== DATA SECTION
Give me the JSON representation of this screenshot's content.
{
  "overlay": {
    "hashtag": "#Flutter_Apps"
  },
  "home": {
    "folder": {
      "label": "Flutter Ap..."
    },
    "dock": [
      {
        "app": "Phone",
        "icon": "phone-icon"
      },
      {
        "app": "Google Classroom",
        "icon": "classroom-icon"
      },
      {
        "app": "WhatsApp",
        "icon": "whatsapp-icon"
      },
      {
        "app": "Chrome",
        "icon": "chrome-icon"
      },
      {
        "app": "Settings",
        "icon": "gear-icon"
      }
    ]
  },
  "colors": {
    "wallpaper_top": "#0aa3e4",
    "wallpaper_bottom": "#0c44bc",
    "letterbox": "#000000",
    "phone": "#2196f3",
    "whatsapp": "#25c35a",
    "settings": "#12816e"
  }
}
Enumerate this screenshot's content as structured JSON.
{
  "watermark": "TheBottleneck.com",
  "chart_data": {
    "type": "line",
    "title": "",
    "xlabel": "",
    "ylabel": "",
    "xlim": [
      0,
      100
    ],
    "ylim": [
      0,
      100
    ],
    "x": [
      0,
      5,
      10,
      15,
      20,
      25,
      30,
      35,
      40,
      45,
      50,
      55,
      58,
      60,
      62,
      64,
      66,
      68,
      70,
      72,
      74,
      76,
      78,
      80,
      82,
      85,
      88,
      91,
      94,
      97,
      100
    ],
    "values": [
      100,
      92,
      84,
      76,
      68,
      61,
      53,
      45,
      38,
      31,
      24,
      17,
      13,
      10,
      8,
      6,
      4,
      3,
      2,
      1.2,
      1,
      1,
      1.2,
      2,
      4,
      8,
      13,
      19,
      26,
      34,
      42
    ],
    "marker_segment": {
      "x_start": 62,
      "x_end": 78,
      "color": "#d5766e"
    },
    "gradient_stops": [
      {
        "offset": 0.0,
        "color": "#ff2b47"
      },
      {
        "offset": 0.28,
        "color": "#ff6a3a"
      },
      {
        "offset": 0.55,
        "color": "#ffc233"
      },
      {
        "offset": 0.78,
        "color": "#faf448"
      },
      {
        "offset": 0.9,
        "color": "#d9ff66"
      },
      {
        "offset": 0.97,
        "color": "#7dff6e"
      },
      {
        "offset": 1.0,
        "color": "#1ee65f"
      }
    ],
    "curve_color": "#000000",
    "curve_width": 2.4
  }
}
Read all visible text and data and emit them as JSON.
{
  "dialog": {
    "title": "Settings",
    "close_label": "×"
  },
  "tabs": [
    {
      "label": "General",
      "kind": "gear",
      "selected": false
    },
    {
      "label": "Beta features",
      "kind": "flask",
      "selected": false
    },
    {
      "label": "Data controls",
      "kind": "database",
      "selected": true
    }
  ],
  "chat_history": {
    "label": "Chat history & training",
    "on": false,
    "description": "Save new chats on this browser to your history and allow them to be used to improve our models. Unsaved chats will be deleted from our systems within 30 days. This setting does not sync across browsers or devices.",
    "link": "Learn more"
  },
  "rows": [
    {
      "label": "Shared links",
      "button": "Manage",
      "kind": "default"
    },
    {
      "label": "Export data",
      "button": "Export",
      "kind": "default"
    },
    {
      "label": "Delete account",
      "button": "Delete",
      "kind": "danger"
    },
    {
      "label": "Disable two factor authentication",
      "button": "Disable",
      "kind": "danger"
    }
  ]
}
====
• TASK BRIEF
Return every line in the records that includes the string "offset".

• ANSWER TO THIS EXERCISE
        "offset": 0.0,
        "offset": 0.28,
        "offset": 0.55,
        "offset": 0.78,
        "offset": 0.9,
        "offset": 0.97,
        "offset": 1.0,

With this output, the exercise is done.